Task directions = Every line with the string "this" should be copied from the data.

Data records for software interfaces
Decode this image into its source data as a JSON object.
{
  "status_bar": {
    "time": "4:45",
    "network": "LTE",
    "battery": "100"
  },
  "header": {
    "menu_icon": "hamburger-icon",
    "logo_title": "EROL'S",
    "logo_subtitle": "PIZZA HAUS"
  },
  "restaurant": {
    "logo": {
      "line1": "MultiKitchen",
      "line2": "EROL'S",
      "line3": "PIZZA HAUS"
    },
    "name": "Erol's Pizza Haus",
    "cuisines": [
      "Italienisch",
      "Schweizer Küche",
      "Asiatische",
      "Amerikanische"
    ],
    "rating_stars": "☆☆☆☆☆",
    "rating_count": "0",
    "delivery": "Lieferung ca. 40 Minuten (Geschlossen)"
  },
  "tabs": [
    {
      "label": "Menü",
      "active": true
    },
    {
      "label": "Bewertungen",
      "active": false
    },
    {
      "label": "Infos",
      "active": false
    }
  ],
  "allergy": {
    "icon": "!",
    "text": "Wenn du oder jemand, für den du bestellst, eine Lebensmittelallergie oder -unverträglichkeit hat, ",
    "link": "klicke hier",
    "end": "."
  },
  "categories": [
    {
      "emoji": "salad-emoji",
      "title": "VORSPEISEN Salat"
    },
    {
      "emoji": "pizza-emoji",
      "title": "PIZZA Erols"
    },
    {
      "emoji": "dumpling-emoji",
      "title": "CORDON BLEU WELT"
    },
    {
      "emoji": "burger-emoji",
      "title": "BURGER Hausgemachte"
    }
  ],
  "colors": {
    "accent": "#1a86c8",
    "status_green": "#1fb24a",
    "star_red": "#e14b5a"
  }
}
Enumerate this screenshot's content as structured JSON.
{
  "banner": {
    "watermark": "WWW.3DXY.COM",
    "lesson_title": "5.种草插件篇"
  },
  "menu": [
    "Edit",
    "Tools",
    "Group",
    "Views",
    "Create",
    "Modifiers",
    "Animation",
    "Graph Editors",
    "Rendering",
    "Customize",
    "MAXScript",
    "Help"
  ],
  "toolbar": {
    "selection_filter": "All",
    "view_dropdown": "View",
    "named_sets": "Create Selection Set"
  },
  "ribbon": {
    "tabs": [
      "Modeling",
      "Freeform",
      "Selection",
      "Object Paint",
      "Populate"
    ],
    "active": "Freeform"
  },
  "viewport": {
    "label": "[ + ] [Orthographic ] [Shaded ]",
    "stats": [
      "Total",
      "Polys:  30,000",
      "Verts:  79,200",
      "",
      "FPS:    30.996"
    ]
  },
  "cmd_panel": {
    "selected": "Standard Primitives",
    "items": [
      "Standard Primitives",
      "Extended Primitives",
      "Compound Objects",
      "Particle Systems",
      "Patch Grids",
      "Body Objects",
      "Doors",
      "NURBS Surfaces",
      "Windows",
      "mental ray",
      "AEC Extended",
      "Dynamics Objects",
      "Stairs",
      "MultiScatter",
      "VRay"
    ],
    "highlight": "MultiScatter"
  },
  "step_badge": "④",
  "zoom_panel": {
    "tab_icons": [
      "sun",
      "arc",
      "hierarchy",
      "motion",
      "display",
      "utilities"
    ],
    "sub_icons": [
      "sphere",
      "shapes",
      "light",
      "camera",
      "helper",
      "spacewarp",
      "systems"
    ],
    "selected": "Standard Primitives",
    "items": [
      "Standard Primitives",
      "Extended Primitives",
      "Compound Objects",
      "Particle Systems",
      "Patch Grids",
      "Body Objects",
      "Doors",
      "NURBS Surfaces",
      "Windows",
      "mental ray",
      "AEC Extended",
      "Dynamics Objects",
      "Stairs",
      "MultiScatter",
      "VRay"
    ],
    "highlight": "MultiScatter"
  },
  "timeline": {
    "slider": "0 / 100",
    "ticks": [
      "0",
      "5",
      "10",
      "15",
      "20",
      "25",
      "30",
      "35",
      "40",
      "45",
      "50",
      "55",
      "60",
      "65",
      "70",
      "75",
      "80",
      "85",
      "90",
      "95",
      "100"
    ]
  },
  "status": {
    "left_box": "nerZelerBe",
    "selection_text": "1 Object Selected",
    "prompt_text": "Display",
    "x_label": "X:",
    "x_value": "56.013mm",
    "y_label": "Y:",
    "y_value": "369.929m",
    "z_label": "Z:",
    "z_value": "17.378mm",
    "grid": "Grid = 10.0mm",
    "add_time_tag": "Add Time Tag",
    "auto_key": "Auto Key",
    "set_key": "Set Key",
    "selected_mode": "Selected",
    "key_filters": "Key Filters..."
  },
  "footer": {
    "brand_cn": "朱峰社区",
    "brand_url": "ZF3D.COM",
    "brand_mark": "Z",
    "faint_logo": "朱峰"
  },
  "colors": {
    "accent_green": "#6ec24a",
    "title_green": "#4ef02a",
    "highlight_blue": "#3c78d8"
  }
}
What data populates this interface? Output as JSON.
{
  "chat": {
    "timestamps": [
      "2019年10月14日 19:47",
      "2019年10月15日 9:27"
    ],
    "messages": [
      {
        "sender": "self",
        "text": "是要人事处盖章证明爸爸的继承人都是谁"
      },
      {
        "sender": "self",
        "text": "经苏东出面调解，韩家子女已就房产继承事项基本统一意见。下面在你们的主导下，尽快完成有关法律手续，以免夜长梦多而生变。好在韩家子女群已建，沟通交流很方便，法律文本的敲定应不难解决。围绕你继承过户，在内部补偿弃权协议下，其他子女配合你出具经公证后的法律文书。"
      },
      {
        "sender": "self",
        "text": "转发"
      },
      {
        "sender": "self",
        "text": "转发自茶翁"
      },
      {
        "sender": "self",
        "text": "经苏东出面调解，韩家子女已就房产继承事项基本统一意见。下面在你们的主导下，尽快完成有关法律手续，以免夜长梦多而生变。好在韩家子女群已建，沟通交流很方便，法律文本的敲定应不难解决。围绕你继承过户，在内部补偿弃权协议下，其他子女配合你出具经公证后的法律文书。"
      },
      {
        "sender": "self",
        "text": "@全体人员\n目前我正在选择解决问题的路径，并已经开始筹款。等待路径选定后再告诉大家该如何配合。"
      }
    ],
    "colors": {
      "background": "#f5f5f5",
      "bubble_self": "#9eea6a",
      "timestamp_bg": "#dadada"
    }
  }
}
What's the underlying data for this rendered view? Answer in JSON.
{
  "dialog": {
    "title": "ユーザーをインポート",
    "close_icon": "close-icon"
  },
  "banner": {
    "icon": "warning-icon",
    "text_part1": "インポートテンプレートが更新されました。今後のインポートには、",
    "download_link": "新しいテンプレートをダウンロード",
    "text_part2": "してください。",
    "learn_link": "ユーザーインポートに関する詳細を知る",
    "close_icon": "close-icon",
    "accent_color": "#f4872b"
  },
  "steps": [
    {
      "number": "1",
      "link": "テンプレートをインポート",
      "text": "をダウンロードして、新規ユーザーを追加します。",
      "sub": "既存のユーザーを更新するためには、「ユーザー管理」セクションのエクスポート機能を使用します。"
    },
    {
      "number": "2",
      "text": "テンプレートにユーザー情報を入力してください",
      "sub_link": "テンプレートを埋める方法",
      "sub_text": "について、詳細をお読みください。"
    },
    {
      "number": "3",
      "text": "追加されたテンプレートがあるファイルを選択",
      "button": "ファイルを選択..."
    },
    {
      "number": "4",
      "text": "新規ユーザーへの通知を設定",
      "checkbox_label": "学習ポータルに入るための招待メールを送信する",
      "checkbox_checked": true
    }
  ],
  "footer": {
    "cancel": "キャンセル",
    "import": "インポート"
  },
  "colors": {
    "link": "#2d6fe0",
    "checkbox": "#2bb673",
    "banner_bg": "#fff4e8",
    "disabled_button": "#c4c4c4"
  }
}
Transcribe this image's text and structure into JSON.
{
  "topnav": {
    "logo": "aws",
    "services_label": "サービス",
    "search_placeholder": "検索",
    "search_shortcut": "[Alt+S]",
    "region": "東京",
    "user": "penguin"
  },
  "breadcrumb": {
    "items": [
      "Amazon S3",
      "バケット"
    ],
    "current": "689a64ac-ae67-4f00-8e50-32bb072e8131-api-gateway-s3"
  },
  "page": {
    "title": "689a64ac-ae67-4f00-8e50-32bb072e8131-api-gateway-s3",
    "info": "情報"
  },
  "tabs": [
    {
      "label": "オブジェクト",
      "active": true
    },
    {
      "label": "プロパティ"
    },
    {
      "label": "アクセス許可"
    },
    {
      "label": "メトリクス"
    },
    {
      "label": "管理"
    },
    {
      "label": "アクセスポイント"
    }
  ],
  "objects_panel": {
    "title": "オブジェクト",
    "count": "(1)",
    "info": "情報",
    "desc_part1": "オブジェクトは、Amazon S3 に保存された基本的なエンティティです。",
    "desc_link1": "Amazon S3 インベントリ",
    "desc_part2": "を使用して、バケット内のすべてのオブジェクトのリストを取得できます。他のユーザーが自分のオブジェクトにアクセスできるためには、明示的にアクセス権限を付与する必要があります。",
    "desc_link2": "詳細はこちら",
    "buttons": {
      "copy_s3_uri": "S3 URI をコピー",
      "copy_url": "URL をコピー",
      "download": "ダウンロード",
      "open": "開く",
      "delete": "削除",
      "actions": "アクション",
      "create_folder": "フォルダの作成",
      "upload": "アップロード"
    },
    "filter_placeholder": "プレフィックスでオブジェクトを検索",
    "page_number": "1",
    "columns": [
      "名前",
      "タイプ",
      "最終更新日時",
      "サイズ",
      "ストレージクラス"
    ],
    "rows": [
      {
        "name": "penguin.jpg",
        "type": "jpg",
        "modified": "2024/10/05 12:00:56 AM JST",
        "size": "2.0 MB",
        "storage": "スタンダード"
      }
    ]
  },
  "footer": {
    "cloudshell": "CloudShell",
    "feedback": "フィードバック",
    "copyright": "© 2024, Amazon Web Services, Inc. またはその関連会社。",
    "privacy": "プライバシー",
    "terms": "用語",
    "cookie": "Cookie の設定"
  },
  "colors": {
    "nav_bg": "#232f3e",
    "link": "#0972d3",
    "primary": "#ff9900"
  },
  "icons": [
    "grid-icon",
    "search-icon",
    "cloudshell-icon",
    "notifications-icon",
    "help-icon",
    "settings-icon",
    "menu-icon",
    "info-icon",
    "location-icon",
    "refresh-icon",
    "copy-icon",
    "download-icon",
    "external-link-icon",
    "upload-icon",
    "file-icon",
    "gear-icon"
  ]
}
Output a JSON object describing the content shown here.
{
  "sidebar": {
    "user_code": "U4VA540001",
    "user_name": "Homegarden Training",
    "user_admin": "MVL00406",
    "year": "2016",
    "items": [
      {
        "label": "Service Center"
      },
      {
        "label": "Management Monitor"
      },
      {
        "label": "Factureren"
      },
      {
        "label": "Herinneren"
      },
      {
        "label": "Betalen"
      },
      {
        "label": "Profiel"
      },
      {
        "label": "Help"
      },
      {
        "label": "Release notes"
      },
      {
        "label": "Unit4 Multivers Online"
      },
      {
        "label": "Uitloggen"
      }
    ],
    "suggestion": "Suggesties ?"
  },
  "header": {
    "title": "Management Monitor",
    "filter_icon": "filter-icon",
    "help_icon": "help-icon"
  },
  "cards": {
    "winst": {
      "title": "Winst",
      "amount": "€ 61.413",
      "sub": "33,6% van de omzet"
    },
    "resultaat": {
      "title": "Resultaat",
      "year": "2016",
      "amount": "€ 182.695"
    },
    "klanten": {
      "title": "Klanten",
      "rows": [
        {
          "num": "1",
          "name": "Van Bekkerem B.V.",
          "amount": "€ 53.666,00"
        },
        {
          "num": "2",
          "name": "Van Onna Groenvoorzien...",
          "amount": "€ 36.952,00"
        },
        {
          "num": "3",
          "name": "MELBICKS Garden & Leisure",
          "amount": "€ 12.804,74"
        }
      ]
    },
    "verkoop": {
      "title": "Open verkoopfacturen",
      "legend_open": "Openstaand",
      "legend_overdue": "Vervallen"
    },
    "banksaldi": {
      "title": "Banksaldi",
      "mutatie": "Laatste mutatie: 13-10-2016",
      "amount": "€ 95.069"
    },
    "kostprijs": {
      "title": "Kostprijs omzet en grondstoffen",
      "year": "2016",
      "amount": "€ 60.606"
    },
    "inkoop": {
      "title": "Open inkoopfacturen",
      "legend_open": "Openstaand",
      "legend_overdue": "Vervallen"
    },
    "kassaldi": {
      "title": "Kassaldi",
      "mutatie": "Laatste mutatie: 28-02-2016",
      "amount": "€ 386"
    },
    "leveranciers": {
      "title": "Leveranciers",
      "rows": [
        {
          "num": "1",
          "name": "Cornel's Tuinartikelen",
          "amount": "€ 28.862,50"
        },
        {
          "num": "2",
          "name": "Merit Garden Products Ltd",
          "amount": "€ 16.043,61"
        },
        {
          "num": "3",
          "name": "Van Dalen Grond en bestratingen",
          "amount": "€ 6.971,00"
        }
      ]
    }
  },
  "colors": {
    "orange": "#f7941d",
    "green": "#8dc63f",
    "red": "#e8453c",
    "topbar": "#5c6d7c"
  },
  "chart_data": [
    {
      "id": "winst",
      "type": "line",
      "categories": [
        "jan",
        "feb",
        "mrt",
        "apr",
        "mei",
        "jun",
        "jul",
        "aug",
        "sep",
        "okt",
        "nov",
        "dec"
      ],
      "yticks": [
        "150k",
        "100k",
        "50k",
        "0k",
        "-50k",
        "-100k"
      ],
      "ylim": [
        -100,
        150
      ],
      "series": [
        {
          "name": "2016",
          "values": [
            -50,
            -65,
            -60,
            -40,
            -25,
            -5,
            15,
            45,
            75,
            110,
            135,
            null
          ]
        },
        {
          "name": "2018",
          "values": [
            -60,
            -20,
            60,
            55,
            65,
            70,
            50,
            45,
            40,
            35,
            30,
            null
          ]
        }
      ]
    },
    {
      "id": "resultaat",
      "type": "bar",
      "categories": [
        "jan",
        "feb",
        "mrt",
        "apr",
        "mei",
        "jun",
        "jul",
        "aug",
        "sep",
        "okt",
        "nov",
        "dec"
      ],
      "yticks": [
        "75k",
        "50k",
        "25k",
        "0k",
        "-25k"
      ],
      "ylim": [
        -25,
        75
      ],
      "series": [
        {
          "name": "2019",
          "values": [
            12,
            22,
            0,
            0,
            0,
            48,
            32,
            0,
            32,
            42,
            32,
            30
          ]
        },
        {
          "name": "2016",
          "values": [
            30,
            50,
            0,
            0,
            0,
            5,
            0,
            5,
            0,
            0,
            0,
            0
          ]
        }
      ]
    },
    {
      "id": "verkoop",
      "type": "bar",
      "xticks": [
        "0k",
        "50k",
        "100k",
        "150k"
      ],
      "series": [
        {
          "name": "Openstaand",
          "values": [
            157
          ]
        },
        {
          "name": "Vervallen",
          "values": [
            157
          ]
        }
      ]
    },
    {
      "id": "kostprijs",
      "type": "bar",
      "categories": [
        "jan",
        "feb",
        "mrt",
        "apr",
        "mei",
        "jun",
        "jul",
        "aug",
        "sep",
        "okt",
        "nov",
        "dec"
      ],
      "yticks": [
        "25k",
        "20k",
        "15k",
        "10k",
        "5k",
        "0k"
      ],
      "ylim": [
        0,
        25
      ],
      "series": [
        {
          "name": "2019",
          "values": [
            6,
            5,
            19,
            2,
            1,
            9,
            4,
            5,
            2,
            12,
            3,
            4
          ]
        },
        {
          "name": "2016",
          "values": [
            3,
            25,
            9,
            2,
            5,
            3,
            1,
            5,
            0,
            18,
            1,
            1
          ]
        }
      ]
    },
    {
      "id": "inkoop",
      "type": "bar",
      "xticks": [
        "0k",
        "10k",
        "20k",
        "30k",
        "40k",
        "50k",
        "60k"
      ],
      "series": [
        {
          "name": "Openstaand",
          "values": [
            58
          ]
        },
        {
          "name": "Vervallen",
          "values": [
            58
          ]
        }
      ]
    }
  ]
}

The completed task =
Decode this image into its source data as a JSON object.
Enumerate this screenshot's content as structured JSON.
What data populates this interface? Output as JSON.
What's the underlying data for this rendered view? Answer in JSON.
Transcribe this image's text and structure into JSON.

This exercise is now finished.